If you have ever dipped a piece of bread in a pot of spaghetti sauce, this recipe is for you. It is apparently the typical after school snack of children in Tuscany, and let me tell you, it beats milk and cookies by a mile. I have run across similar recipes, and have always been intrigued, but until now, have never made it. It almost seemed too delicious to have for supper, a guilty pleasure for an adult in the same way that having pancakes for dinner might be for a child. With the right tomatoes, it is a bright taste of summer in the middle of this drab winter, and it is exactly what we needed last week. I used tomatoes that I had canned last summer, and they were perfect. You could wait until summer to try pappa al pomodoro, or you could spend a few dollars extra and buy some San Marzano tomatoes, which I think would be almost as good as really good home-canned ones. Add some fresh basil and some fresh ground pecorino romano, and it really is seriously awesome.
Pappa al Pomodoro (Tomato Bread Soup)
Adapted from Cooking with Italian Grandmothers by Jessica Theroux
1 medium loaf day old rustic Italian bread, crust removed and cut into cubes
2 pounds fresh tomatoes, or canned plum tomatoes
5 large garlic cloves, sliced very thin
1/4 cup extra virgin olive oil
1 1/2-2 cups chicken stock
1/4 cup fresh torn basil leaves
extra virgin olive oil for garnish

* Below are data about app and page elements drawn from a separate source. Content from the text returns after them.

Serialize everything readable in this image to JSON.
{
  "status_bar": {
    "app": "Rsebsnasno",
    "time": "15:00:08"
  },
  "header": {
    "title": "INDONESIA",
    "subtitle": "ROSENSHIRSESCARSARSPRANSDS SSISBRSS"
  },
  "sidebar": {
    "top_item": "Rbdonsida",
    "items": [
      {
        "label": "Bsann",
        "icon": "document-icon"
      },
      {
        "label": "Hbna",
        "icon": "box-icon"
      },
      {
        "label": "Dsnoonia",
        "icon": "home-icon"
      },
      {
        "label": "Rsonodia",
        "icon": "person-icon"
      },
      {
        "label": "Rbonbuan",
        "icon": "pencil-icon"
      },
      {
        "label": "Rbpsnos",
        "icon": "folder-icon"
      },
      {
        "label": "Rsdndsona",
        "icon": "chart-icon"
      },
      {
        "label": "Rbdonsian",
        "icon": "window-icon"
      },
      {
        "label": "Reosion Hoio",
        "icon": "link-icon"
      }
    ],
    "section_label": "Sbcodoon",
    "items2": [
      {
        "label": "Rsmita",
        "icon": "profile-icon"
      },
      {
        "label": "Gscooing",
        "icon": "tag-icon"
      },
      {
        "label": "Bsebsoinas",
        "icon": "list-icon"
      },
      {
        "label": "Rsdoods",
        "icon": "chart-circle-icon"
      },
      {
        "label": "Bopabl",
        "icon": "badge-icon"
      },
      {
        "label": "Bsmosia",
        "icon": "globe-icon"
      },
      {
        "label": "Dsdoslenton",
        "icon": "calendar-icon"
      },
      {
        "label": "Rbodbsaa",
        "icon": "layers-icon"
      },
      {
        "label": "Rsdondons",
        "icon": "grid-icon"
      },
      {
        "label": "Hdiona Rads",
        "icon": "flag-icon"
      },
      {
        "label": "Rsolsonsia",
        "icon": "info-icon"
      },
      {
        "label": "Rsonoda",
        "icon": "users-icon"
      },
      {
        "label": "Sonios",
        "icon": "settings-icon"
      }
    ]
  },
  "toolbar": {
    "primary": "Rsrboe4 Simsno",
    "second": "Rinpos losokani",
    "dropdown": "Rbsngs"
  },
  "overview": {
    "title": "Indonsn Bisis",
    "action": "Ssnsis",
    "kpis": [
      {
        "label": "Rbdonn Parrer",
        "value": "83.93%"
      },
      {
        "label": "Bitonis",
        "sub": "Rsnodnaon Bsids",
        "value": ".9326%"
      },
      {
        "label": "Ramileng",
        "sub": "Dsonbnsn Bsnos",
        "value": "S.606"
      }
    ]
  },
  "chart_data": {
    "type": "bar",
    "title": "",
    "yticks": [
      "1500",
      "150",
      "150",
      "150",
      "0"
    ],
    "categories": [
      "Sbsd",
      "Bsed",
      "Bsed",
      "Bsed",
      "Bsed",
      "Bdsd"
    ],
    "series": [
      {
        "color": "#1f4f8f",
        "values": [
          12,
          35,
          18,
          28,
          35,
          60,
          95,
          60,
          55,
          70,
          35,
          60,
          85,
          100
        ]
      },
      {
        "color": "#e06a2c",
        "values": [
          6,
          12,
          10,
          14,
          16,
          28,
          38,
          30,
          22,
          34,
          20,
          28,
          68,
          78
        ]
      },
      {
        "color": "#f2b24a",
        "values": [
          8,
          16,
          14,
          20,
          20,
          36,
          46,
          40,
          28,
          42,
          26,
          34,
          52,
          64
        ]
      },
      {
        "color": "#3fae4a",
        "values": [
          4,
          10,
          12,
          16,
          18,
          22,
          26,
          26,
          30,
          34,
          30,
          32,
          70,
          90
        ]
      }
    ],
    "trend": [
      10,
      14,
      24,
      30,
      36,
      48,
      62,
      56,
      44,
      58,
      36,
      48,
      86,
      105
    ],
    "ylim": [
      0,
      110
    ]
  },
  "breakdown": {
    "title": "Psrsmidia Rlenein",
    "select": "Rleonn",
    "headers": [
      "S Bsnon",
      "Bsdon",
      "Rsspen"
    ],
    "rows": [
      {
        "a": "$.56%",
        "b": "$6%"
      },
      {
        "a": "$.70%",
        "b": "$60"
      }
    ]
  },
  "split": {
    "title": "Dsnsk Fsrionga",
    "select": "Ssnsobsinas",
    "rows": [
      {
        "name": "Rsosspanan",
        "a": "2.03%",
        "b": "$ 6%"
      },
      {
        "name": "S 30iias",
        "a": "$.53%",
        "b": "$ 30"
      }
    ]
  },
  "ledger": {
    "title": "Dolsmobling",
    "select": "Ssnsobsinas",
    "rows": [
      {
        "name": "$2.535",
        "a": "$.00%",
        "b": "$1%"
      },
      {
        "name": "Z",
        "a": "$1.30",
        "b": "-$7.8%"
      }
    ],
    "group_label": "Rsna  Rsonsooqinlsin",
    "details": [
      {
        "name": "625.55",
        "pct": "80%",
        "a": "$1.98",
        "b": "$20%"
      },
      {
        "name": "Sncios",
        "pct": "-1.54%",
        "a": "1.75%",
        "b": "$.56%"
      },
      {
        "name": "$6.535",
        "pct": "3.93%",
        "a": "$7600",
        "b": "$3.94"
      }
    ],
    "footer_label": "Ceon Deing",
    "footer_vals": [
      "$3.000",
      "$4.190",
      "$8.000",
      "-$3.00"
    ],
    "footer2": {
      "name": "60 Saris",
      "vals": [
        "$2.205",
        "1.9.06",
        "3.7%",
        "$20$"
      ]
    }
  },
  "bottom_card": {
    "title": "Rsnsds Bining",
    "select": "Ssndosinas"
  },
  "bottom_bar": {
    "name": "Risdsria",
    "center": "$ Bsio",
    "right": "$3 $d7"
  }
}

Put the tomatoes through a foodmill or in a blender to create a chunky puree. In a large saucepan, saute the garlic slices in the olive oil for a few minutes. When it is just about to turn golden, place the bread in the pot, and sprinkle about 1/2 cup of the chicken stock over the bread cubes. Stir to coat the bread in the garlic and oil. Add the pureed tomatoes, a large pinch of salt, and another cup of chicken stock. Stir every five minutes or so as the soup comes to a simmer, After 30 minutes, taste the pappa, add salt if necessary, and add more chicken stock if the consistency is not right. It should be a mush; not too liquidy. When ready to serve, add the basil, and serve in small bowls, sprinkled with pecorino romano cheese and drizzled with olive oil.